A Recommendation systems have impacted or even redefined our lives in many ways. It works in well-defined, logical phases which are data collection, ratings, and filtering.
Recommendation systems have impacted or even redefined our lives in many ways. One example of this impact is how our online shopping experience is being redefined. As we browse through products, the Recommendation system offer recommendations of products we might be interested in. Regardless of the perspective — business or consumer, Recommendation systems have been immensely beneficial. And big data is the driving force behind Recommendation systems. A typical Recommendation system cannot do its job without sufficient data and big data supplies plenty of user data such as past purchases, browsing history, and feedback for the Recommendation systems to provide relevant and effective recommendations. In a nutshell, even the most advanced Recommenders cannot be effective without big data.
A Recommendation system works in well-defined, logical phases which are data collection, ratings, and filtering. These phases are described below.
Let us assume that a user of Amazon website is browsing books and reading the details. Each time the reader clicks on a link, an event such as an Ajax event could be fired. The event type could vary depending on the technology used. The event then could make an entry into a database which usually is a NoSQL database. The entry is technical in content but in layman’s language could read something like “User A clicked Product Z details once”. That is how user details get captured and stored for future recommendations.

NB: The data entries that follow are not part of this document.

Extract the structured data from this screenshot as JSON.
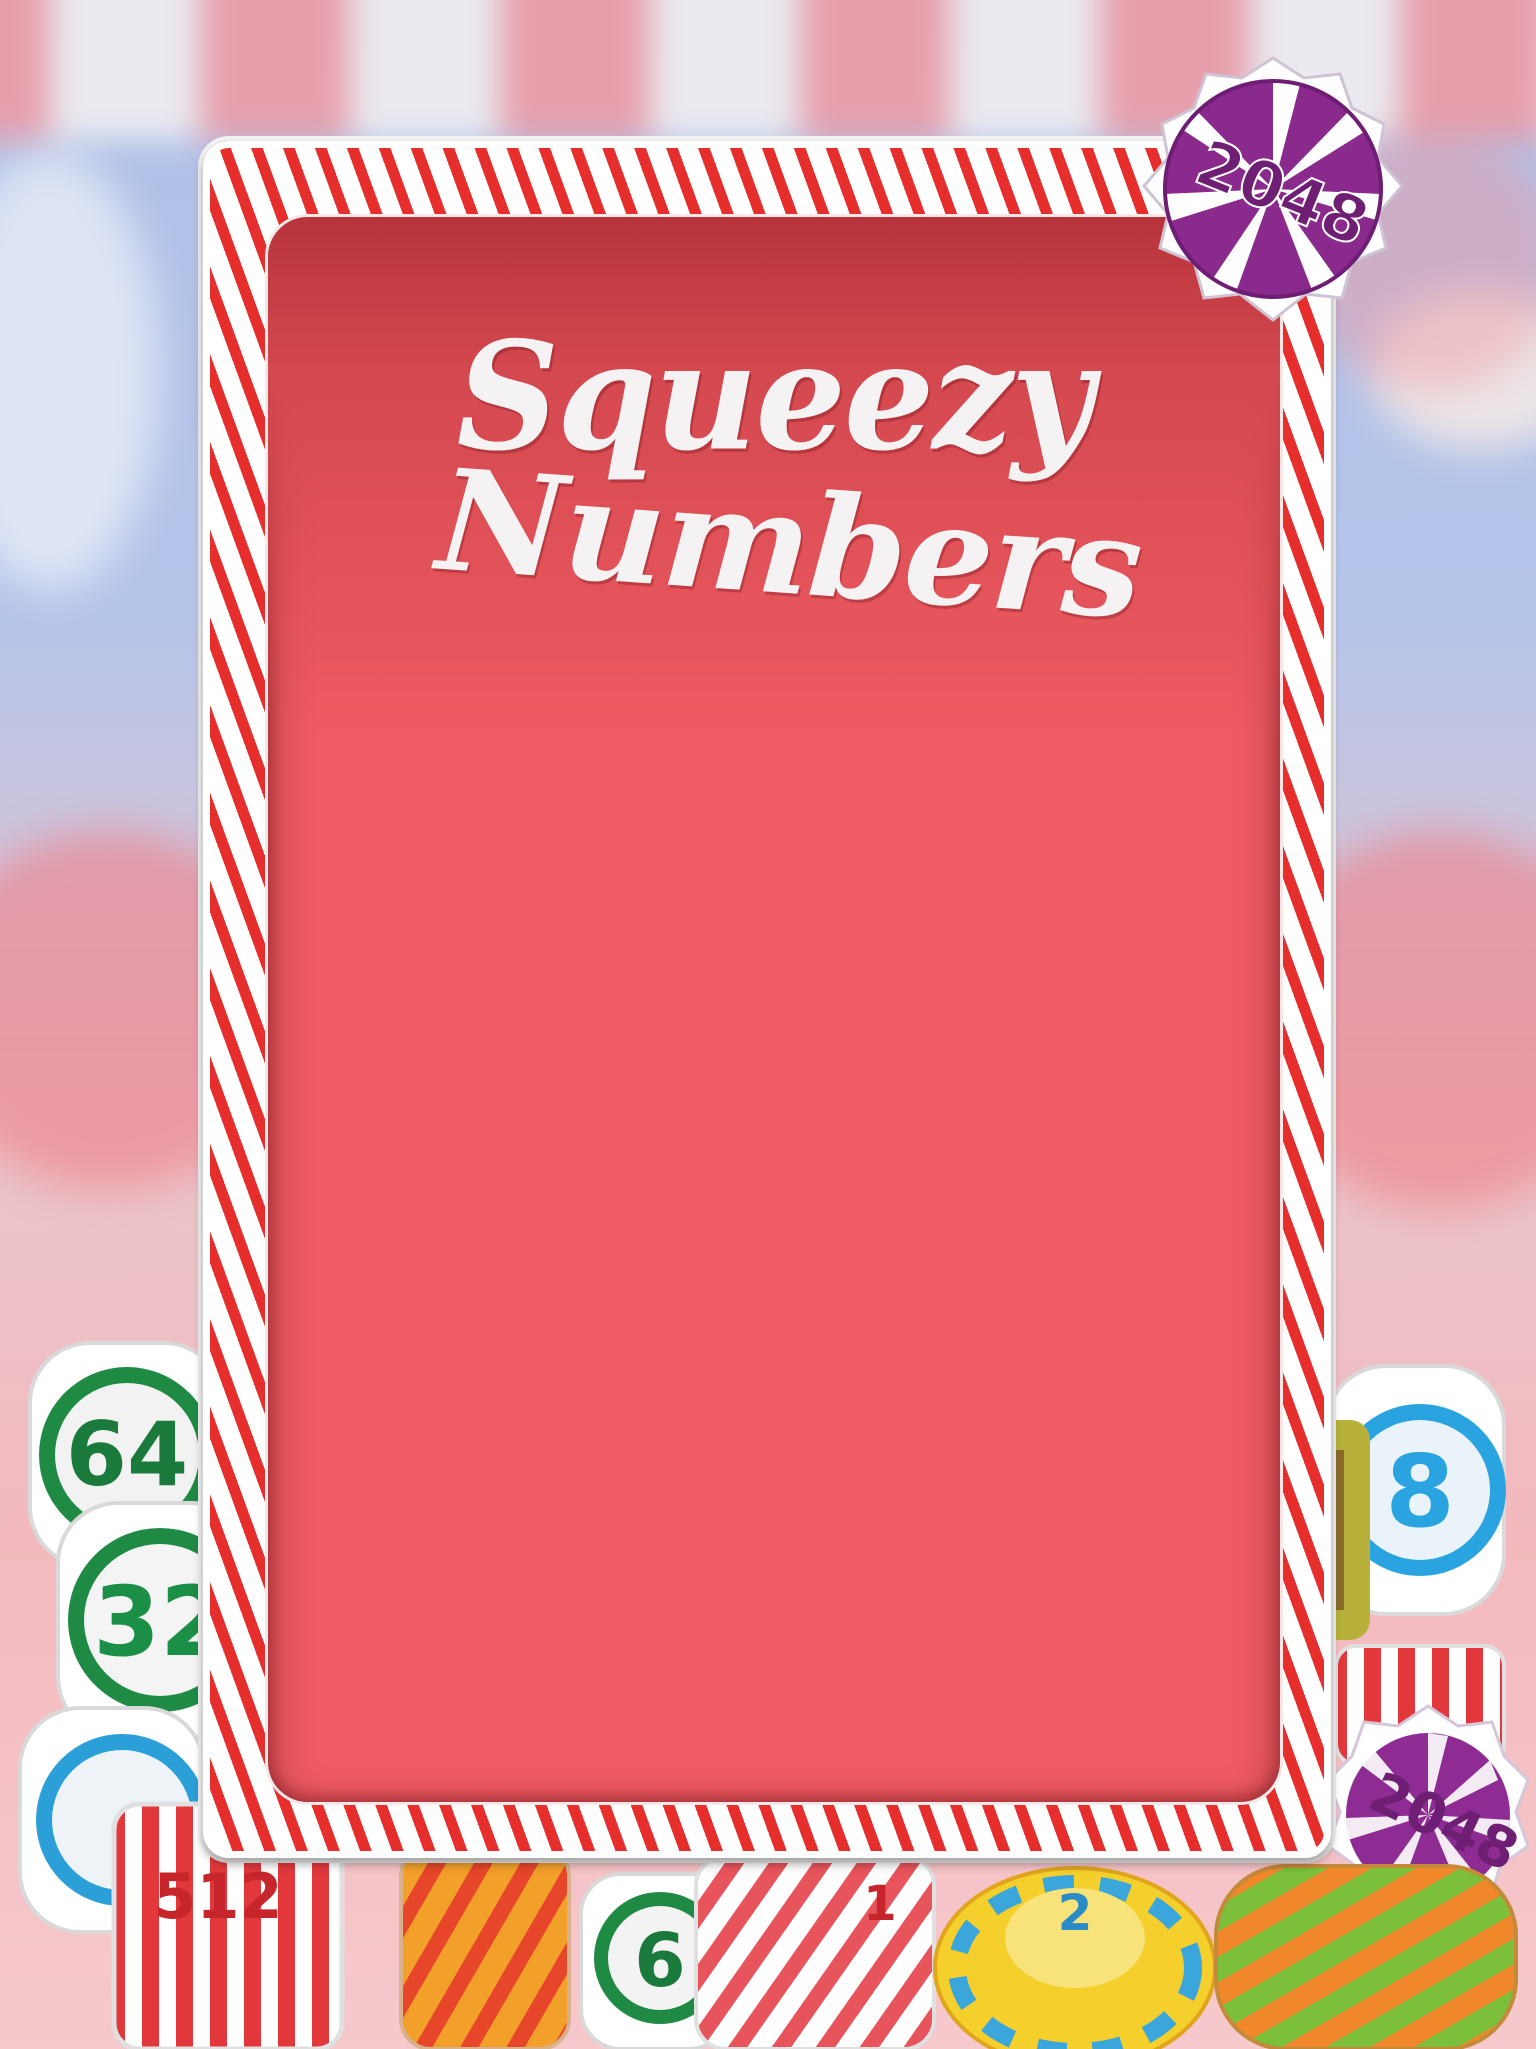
{
  "game": {
    "title_line1": "Squeezy",
    "title_line2": "Numbers",
    "badge_number": "2048"
  },
  "tiles": {
    "left_top": "64",
    "left_mid": "32",
    "left_red": "512",
    "right_blue": "8",
    "right_purple": "2048",
    "bottom_yellow": "2",
    "bottom_green": "6",
    "bottom_red": "1"
  },
  "colors": {
    "panel": "#ef5b62",
    "stripe_red": "#e62f2c",
    "title": "#f4f2f3",
    "badge_purple": "#8a2a8c"
  }
}
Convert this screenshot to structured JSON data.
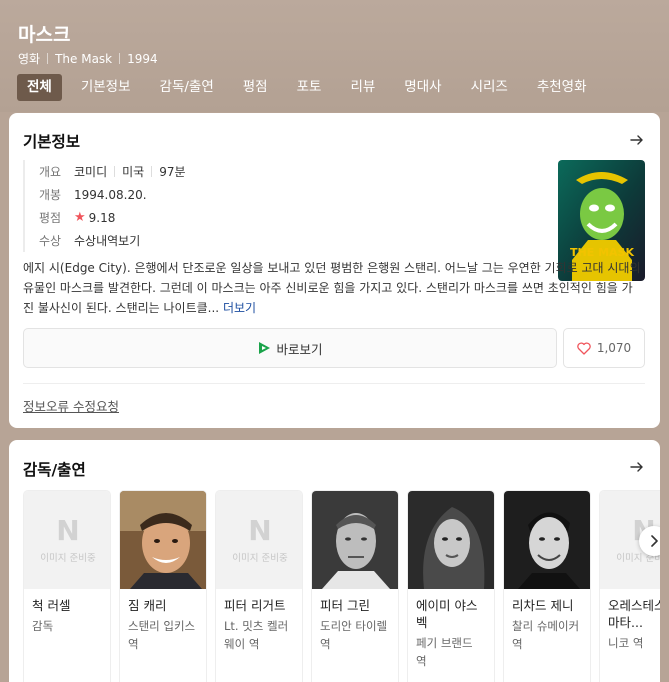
{
  "header": {
    "title": "마스크",
    "category": "영화",
    "original_title": "The Mask",
    "year": "1994"
  },
  "tabs": [
    {
      "label": "전체",
      "active": true
    },
    {
      "label": "기본정보"
    },
    {
      "label": "감독/출연"
    },
    {
      "label": "평점"
    },
    {
      "label": "포토"
    },
    {
      "label": "리뷰"
    },
    {
      "label": "명대사"
    },
    {
      "label": "시리즈"
    },
    {
      "label": "추천영화"
    }
  ],
  "basic_info": {
    "section_title": "기본정보",
    "overview_label": "개요",
    "genre": "코미디",
    "country": "미국",
    "runtime": "97분",
    "release_label": "개봉",
    "release_date": "1994.08.20.",
    "rating_label": "평점",
    "rating": "9.18",
    "awards_label": "수상",
    "awards_link": "수상내역보기",
    "synopsis": "에지 시(Edge City). 은행에서 단조로운 일상을 보내고 있던 평범한 은행원 스탠리. 어느날 그는 우연한 기회로 고대 시대의 유물인 마스크를 발견한다. 그런데 이 마스크는 아주 신비로운 힘을 가지고 있다. 스탠리가 마스크를 쓰면 초인적인 힘을 가진 불사신이 된다. 스탠리는 나이트클...",
    "more_label": "더보기",
    "watch_label": "바로보기",
    "like_count": "1,070",
    "report_label": "정보오류 수정요청",
    "poster_text": "THE MASK"
  },
  "cast": {
    "section_title": "감독/출연",
    "placeholder_letter": "N",
    "placeholder_text": "이미지 준비중",
    "people": [
      {
        "name": "척 러셀",
        "role": "감독",
        "photo": "placeholder"
      },
      {
        "name": "짐 캐리",
        "role": "스탠리 입키스 역",
        "photo": "photo"
      },
      {
        "name": "피터 리거트",
        "role": "Lt. 밋츠 켈러웨이 역",
        "photo": "placeholder"
      },
      {
        "name": "피터 그린",
        "role": "도리안 타이렐 역",
        "photo": "photo"
      },
      {
        "name": "에이미 야스벡",
        "role": "페기 브랜드 역",
        "photo": "photo"
      },
      {
        "name": "리차드 제니",
        "role": "찰리 슈메이커 역",
        "photo": "photo"
      },
      {
        "name": "오레스테스 마타...",
        "role": "니코 역",
        "photo": "placeholder"
      }
    ]
  },
  "colors": {
    "header_bg": "#b7a496",
    "active_tab": "#6e5a4b",
    "link": "#1d4ea0",
    "star": "#f0555c"
  }
}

How does the Recommendation system capture the details? If the user has logged in, then the details are extracted either from an http session or from the system cookies.